But there are signs that trouble is brewing. On Tuesday morning, for example, Ricus Grimbeek, chief executive of Vancouver-based Trevali Mining Corp. learned that in Peru — where his company operates an underground zinc mine — the government planned to lockdown the country essentially by restricting all non-emergency travel.
The situation posed an obvious dilemma for Grimbeek, and other mining companies in the country, for many reasons, including that most mines need time to change directions.
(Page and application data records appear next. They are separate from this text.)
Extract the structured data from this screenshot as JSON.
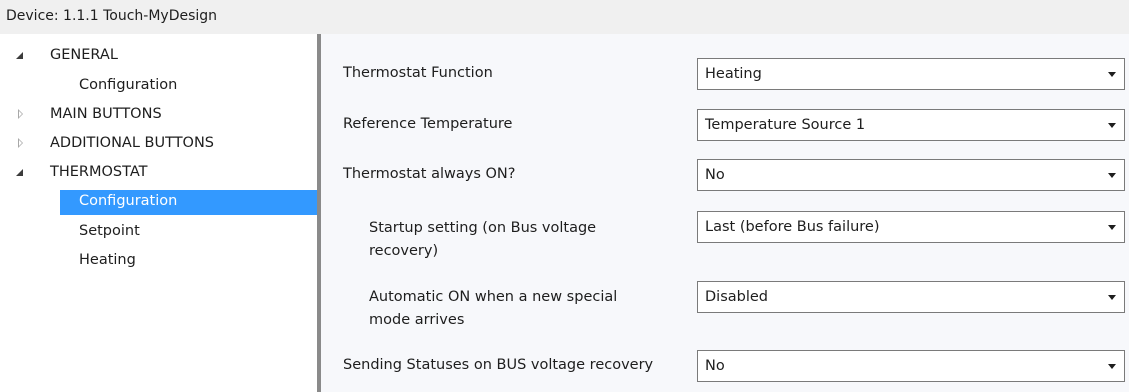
{
  "window": {
    "title": "Device: 1.1.1  Touch-MyDesign"
  },
  "tree": {
    "items": [
      {
        "label": "GENERAL",
        "state": "expanded"
      },
      {
        "label": "Configuration"
      },
      {
        "label": "MAIN BUTTONS",
        "state": "collapsed"
      },
      {
        "label": "ADDITIONAL BUTTONS",
        "state": "collapsed"
      },
      {
        "label": "THERMOSTAT",
        "state": "expanded"
      },
      {
        "label": "Configuration",
        "selected": true
      },
      {
        "label": "Setpoint"
      },
      {
        "label": "Heating"
      }
    ]
  },
  "params": [
    {
      "label": "Thermostat Function",
      "value": "Heating"
    },
    {
      "label": "Reference Temperature",
      "value": "Temperature Source 1"
    },
    {
      "label": "Thermostat always ON?",
      "value": "No"
    },
    {
      "label_line1": "Startup setting (on Bus voltage",
      "label_line2": "recovery)",
      "value": "Last (before Bus failure)"
    },
    {
      "label_line1": "Automatic ON when a new special",
      "label_line2": "mode arrives",
      "value": "Disabled"
    },
    {
      "label": "Sending Statuses on BUS voltage recovery",
      "value": "No"
    }
  ],
  "colors": {
    "selection": "#3399ff",
    "panel_bg": "#f7f8fb",
    "splitter": "#8a8a8a"
  }
}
Putting a mine on care and maintenance requires personnel to work, and there could be environmental damage and high expenses involved.
Within hours, Grimbeek met with ministers and devised a plan to send a new shift of workers and enough supplies to operate for two weeks. “The reality is that it’s going to become quite hard to operate beyond the two weeks,” Grimbeek told the Financial Post on Thursday.
He said that the company is taking each worker’s temperature before he or she enters the mine, and other precautions but odds are low that it can continue much longer under the current situation.